■ Task instructions:
If a line in the listing below contains the word "Interest", count it, then please give only the number of such lines.

··· Data listing ···

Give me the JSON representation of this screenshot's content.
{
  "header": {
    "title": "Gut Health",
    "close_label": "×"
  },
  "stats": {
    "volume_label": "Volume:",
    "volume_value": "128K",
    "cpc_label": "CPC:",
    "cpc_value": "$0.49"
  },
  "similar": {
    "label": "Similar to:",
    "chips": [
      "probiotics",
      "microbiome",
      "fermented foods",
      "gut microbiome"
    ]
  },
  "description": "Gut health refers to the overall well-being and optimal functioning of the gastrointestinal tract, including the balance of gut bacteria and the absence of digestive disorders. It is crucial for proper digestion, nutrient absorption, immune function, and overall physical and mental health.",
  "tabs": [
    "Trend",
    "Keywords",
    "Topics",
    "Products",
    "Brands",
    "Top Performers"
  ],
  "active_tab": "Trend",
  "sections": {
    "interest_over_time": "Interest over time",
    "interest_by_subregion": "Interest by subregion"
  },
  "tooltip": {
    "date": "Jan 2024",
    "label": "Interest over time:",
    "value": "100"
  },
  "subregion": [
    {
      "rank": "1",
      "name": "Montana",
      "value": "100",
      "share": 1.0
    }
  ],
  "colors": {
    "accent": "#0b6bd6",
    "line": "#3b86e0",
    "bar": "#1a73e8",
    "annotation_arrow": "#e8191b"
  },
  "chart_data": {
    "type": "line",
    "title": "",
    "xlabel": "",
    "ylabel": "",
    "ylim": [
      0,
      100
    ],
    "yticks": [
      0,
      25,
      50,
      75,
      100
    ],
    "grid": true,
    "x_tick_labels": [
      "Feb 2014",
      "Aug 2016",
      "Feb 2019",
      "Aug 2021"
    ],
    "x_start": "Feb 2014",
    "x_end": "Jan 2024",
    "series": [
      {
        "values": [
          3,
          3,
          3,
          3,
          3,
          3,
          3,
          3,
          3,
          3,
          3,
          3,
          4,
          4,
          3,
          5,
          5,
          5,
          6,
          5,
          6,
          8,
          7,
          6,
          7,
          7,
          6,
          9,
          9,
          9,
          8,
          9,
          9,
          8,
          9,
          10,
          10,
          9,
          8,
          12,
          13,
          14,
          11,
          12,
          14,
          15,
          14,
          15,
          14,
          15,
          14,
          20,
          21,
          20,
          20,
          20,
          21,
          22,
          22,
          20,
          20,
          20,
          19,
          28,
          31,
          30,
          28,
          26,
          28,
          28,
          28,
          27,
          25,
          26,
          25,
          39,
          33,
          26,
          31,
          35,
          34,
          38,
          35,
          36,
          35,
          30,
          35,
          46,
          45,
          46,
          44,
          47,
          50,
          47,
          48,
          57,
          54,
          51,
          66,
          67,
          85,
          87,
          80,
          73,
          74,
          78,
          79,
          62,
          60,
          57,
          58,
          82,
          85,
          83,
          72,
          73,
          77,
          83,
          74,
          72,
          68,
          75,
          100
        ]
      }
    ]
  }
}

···

■ Answer box:
3